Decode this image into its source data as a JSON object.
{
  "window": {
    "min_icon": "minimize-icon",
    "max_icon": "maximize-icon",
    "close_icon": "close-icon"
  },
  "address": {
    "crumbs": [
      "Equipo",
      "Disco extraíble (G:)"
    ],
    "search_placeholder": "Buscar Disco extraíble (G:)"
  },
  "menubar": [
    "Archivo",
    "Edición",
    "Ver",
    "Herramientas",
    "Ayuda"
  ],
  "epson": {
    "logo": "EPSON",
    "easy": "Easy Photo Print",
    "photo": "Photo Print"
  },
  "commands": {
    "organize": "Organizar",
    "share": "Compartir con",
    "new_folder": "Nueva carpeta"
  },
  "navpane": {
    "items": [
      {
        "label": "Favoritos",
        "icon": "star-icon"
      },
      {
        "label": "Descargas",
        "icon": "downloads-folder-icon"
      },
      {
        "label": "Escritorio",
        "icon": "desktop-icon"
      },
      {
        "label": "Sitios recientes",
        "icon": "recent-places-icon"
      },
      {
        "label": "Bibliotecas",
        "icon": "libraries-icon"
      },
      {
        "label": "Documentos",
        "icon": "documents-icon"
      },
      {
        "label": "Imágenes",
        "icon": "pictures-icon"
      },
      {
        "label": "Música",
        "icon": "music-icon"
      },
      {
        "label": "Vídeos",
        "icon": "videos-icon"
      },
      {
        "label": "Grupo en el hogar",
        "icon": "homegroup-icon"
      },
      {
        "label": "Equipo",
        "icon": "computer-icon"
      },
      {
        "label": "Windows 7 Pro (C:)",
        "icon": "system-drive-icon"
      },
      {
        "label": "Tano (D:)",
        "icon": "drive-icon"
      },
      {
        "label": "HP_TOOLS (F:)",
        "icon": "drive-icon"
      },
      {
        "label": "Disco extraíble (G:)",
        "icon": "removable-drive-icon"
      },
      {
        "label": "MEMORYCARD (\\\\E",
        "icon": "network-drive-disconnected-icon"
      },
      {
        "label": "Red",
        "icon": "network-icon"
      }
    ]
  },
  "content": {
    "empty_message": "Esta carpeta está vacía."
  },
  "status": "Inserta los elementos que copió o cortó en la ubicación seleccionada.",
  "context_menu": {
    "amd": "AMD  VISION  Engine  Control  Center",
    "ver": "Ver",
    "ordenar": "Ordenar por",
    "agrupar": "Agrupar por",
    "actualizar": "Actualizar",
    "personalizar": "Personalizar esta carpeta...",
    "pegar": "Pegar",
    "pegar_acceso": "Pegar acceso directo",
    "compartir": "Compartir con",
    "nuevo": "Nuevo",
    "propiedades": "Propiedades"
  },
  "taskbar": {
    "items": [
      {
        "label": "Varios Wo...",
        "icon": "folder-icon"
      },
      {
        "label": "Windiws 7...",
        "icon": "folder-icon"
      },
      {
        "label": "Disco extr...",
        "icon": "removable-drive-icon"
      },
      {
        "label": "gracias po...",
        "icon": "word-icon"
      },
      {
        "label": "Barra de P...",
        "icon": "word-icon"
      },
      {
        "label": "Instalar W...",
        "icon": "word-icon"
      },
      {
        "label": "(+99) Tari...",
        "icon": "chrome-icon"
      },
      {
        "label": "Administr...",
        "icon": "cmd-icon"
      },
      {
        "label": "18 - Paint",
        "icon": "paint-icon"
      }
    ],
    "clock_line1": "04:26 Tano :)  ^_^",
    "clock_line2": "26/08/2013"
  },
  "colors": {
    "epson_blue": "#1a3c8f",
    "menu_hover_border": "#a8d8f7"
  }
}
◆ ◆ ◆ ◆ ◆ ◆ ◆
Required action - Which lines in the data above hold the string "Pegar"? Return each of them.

Response -
    "pegar": "Pegar",
    "pegar_acceso": "Pegar acceso directo",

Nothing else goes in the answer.